Supplied data: Begin

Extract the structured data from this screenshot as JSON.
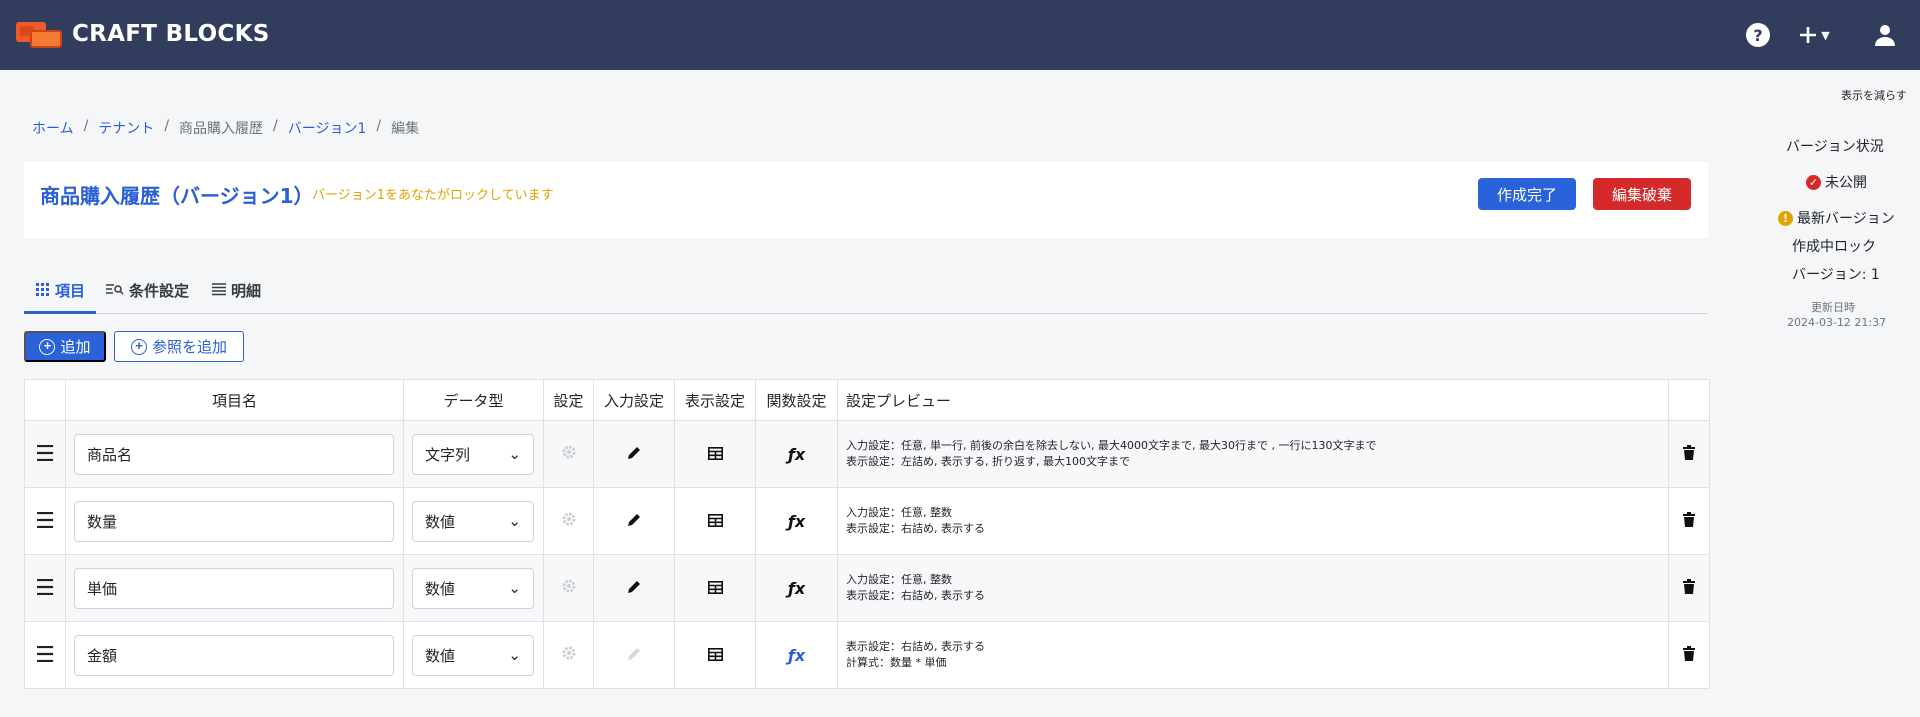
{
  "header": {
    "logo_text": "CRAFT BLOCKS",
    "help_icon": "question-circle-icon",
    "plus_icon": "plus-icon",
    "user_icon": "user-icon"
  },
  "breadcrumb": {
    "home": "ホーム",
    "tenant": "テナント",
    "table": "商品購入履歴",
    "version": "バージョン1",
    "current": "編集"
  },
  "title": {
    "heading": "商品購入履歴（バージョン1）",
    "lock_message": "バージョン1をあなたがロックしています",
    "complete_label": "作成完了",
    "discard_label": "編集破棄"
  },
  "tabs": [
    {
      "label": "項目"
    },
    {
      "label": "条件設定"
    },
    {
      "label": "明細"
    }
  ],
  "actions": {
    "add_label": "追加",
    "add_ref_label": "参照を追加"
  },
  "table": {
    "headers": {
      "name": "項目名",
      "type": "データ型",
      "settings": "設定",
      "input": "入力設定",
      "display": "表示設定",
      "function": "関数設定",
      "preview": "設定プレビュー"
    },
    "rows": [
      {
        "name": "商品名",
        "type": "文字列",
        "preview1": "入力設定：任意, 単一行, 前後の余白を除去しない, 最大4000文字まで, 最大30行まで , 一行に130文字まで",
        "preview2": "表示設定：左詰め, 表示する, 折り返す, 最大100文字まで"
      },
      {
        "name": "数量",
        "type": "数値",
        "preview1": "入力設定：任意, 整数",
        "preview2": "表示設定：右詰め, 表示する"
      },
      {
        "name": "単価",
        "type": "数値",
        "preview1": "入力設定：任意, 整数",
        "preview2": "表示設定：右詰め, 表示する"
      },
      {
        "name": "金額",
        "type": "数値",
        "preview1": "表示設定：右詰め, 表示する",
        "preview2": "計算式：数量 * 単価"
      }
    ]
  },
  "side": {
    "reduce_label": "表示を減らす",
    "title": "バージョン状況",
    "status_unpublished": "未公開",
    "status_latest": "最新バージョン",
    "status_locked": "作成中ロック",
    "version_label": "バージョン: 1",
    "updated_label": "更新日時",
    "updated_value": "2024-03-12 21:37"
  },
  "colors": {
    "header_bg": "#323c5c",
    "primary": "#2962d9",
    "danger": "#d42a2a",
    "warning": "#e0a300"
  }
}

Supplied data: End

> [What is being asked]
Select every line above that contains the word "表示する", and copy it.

> [Your response]
        "preview2": "表示設定：左詰め, 表示する, 折り返す, 最大100文字まで"
        "preview2": "表示設定：右詰め, 表示する"
        "preview2": "表示設定：右詰め, 表示する"
        "preview1": "表示設定：右詰め, 表示する",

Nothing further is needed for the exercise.